Apple Spy Story is good for electronic arts?

Artist Kyle McDonald installed a program on computers in two New York Apple Store locations that automatically takes a photo every minute. Now his personal computers have been confiscated by the U.S. Secret Service.

McDonald’s project was to capture people’s expressions as they stare at computers, a subject he had first explored in a recording he made of his own computer time over two days using the same program.

“I thought maybe we could see ourselves doing this we would think more about our computers and how we’re using them,” he says.

Over the course of the project, McDonald set up roughly 100 Apple store computers to call his servers every minute. That’s a lot of network traffic, and he learned that Apple monitors traffic in its stores when he received a photo from a Cupertino computer of what appeared to be an Apple technician. The technician had apparently traced the traffic to the site McDonald used to upload the program to Apple Store computers — and installed it himself.

McDonald figured that Apple had decided the program wasn’t a big deal. That was until four Secret Service men in suits woke him up on Thursday morning with a search warrant for computer fraud. McDonald, who has a master’s degree in electronic arts, admits the project might make some people uncomfortable.

via mashable.com

Kyle McDonald’s work is viewable at the eponymous http://kylemcdonald.net/. He’s a promising artist and I want to see what future revisions of his basic themes and techniques will bring. Who’s going to offer him a residency in a startup accelerator?

The Robot State – another side of the story

Through Quartet, Margie Medlin took an artistic approach in creating complex new tools that can be used by humans/artists living in an augmented reality. The resulting 60-minute performance presented to the audience in real time was a highly aesthetical rendering of Margie Medlin’s interpretation of our world as an augmented space.

The title Quartet points towards the use of technology in various combinations, as does the line up of the different sections on the program. The four instruments: the dancer, the robot, the musician and the virtual dancer played in different combinations together. The duet between the dancer and the robot is visually easily perceivable and rewarding for the audience. An interesting connection between spatial analogies is evident when the camera eye of the robot is projected onto the screen, seemingly having a conscious will to recognize the dancer. On the other hand, the wish of the dancer to understand its own existence is perceptible through its play with the machine.

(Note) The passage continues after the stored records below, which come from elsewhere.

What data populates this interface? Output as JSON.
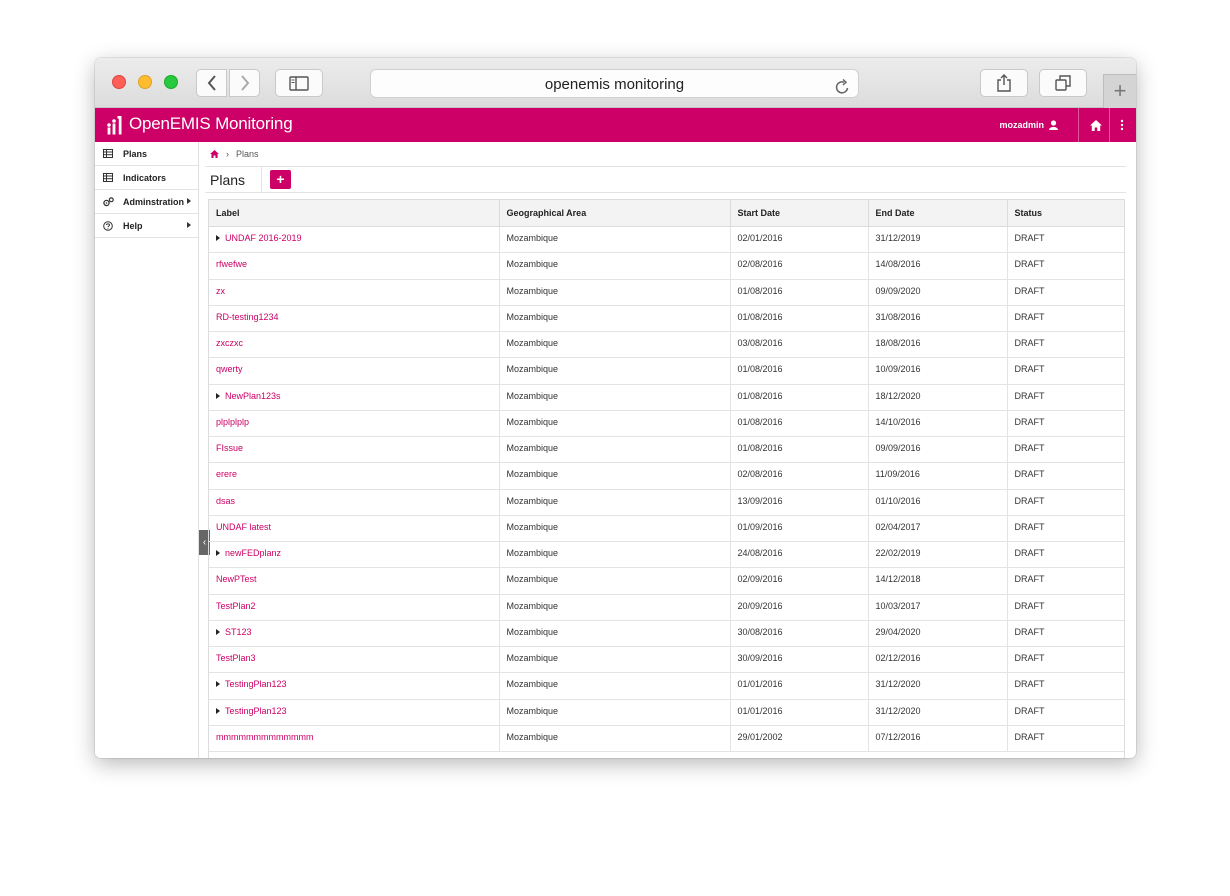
{
  "browser": {
    "url_text": "openemis monitoring",
    "new_tab_glyph": "+"
  },
  "app": {
    "brand": "OpenEMIS Monitoring",
    "user": "mozadmin",
    "accent": "#cc0066"
  },
  "sidebar": {
    "items": [
      {
        "label": "Plans",
        "icon": "table-icon",
        "has_caret": false
      },
      {
        "label": "Indicators",
        "icon": "table-icon",
        "has_caret": false
      },
      {
        "label": "Adminstration",
        "icon": "gears-icon",
        "has_caret": true
      },
      {
        "label": "Help",
        "icon": "help-icon",
        "has_caret": true
      }
    ],
    "collapse_glyph": "‹"
  },
  "breadcrumb": {
    "sep": "›",
    "current": "Plans"
  },
  "page": {
    "title": "Plans",
    "add_label": "+"
  },
  "table": {
    "headers": [
      "Label",
      "Geographical Area",
      "Start Date",
      "End Date",
      "Status"
    ],
    "rows": [
      {
        "label": "UNDAF 2016-2019",
        "expandable": true,
        "area": "Mozambique",
        "start": "02/01/2016",
        "end": "31/12/2019",
        "status": "DRAFT"
      },
      {
        "label": "rfwefwe",
        "expandable": false,
        "area": "Mozambique",
        "start": "02/08/2016",
        "end": "14/08/2016",
        "status": "DRAFT"
      },
      {
        "label": "zx",
        "expandable": false,
        "area": "Mozambique",
        "start": "01/08/2016",
        "end": "09/09/2020",
        "status": "DRAFT"
      },
      {
        "label": "RD-testing1234",
        "expandable": false,
        "area": "Mozambique",
        "start": "01/08/2016",
        "end": "31/08/2016",
        "status": "DRAFT"
      },
      {
        "label": "zxczxc",
        "expandable": false,
        "area": "Mozambique",
        "start": "03/08/2016",
        "end": "18/08/2016",
        "status": "DRAFT"
      },
      {
        "label": "qwerty",
        "expandable": false,
        "area": "Mozambique",
        "start": "01/08/2016",
        "end": "10/09/2016",
        "status": "DRAFT"
      },
      {
        "label": "NewPlan123s",
        "expandable": true,
        "area": "Mozambique",
        "start": "01/08/2016",
        "end": "18/12/2020",
        "status": "DRAFT"
      },
      {
        "label": "plplplplp",
        "expandable": false,
        "area": "Mozambique",
        "start": "01/08/2016",
        "end": "14/10/2016",
        "status": "DRAFT"
      },
      {
        "label": "FIssue",
        "expandable": false,
        "area": "Mozambique",
        "start": "01/08/2016",
        "end": "09/09/2016",
        "status": "DRAFT"
      },
      {
        "label": "erere",
        "expandable": false,
        "area": "Mozambique",
        "start": "02/08/2016",
        "end": "11/09/2016",
        "status": "DRAFT"
      },
      {
        "label": "dsas",
        "expandable": false,
        "area": "Mozambique",
        "start": "13/09/2016",
        "end": "01/10/2016",
        "status": "DRAFT"
      },
      {
        "label": "UNDAF latest",
        "expandable": false,
        "area": "Mozambique",
        "start": "01/09/2016",
        "end": "02/04/2017",
        "status": "DRAFT"
      },
      {
        "label": "newFEDplanz",
        "expandable": true,
        "area": "Mozambique",
        "start": "24/08/2016",
        "end": "22/02/2019",
        "status": "DRAFT"
      },
      {
        "label": "NewPTest",
        "expandable": false,
        "area": "Mozambique",
        "start": "02/09/2016",
        "end": "14/12/2018",
        "status": "DRAFT"
      },
      {
        "label": "TestPlan2",
        "expandable": false,
        "area": "Mozambique",
        "start": "20/09/2016",
        "end": "10/03/2017",
        "status": "DRAFT"
      },
      {
        "label": "ST123",
        "expandable": true,
        "area": "Mozambique",
        "start": "30/08/2016",
        "end": "29/04/2020",
        "status": "DRAFT"
      },
      {
        "label": "TestPlan3",
        "expandable": false,
        "area": "Mozambique",
        "start": "30/09/2016",
        "end": "02/12/2016",
        "status": "DRAFT"
      },
      {
        "label": "TestingPlan123",
        "expandable": true,
        "area": "Mozambique",
        "start": "01/01/2016",
        "end": "31/12/2020",
        "status": "DRAFT"
      },
      {
        "label": "TestingPlan123",
        "expandable": true,
        "area": "Mozambique",
        "start": "01/01/2016",
        "end": "31/12/2020",
        "status": "DRAFT"
      },
      {
        "label": "mmmmmmmmmmmmm",
        "expandable": false,
        "area": "Mozambique",
        "start": "29/01/2002",
        "end": "07/12/2016",
        "status": "DRAFT"
      }
    ]
  }
}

After the initial stages of setting up the computer & audio systems involved in this ground breaking project, these systems interacted with live performance by Carlee Mellow. The intention was to show what systems were brought into play in the Quartet project and what can be achieved by the use of such systems.

via DanceNSW – Critical Path Update.

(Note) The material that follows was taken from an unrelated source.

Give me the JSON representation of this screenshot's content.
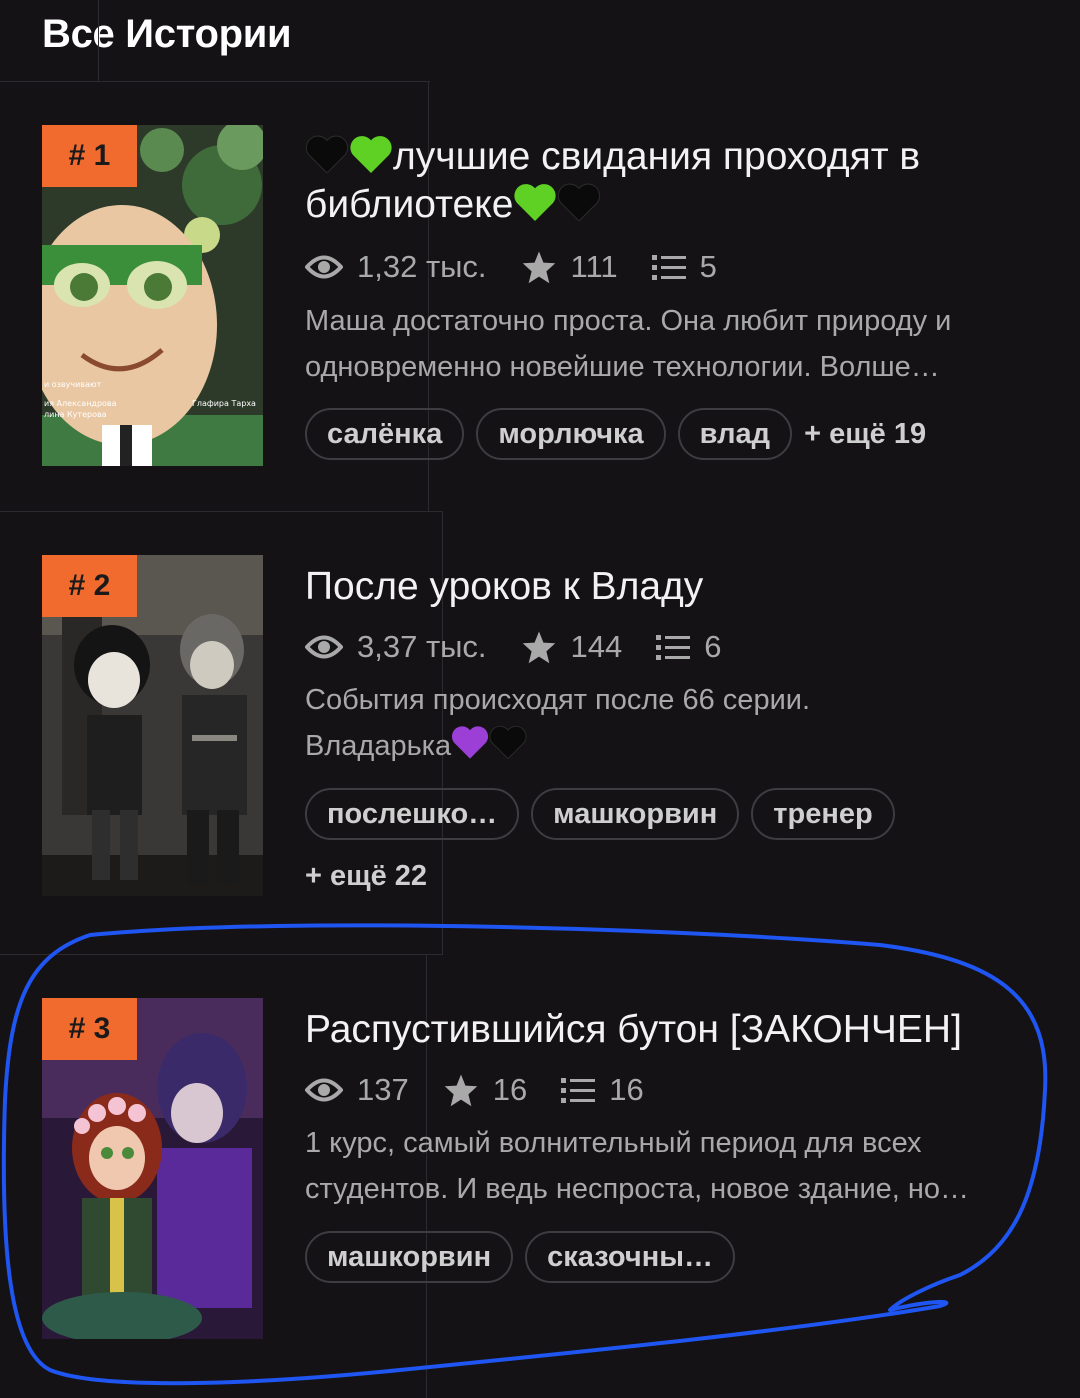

The play – Robots – Les Voyages Extraordinaires – Compagnie de théâtre

The question of the play Robots – Will he give up his robots for ‘her’?

“A stylish mechanical danseuse shifts sensually around the room, troubling the already somewhat addled mind of our gentleman. We have entered an alternate universe, on that’s at once poetic and decadent.”

I suppose we must call this an alternate universe but I think it is very real. Many people find their virtual interactions more comforting than their ‘real’ ones. The core appeal of the play is the first real use of ‘real’ robots on stage. Hybrid or virtual robots are far more successful at infiltrating our lives.